17 January 2017: Millions of Australia’s pets are suffering though the heatwave that’s gripping much of the country. PetSure’s Chief Veterinary Officer, Dr Magdoline Awad, offers this advice on keeping pets safe as the mercury level soars.

"Put ice blocks in their water bowl to keep it cool all day. Don’t ever leave animals in hot cars unattended. And, make sure you keep them in the shade," she said.

Certain dog breeds, such as French Bulldogs and Greyhounds, are more likely to suffer from heat stress because their squashed faces make it difficult for them to breathe. Obese dogs, very young
dogs and very old dogs are also in the high risk category.

It’s important for owners to look out for signs that an animal is in danger of overheating.

"You should see your vet immediately if you notice unusually heavy panting or drooling, and if the animal’s gums change to a bright red or pink colour. If untreated, heatstroke can cause seizures,
coma and even death," she said.

Owners are encouraged to keep pets inside, and out of the sun, even if that disrupts their daily routine.

"It’s dangerous to walk dogs during the heat of the day. Try not to exercise between 11 am and 4 pm, and avoid walking on hot surfaces.
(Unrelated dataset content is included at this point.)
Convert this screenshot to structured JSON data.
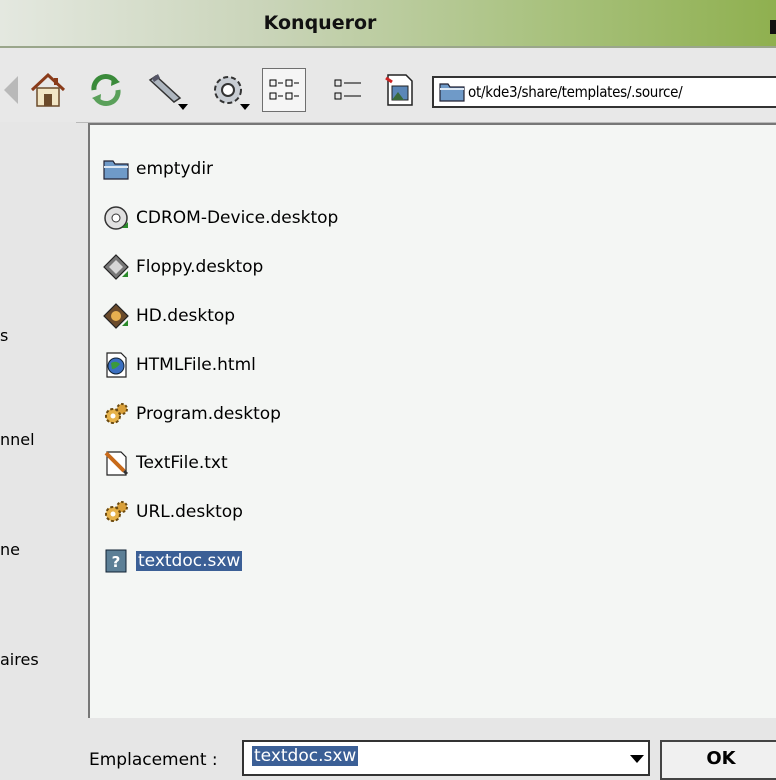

If the ground feels hot to your hand, it’s too hot for your
dogs’ paws," she said.

When it comes to travelling on hot summer days, Dr Awad says there’s no excuse for leaving animals in hot cars or utes.

"Ute trays get extremely hot and are a known hazard for burning paws. If you need to travel, throw an old blanket down to protect your pet,"

"In parked cars, there’s no ventilation, it gets hot really quickly and they can die within minutes. It happens a lot," she said.

For more tips on how to best care for your pet, visit www.petsure.com.au.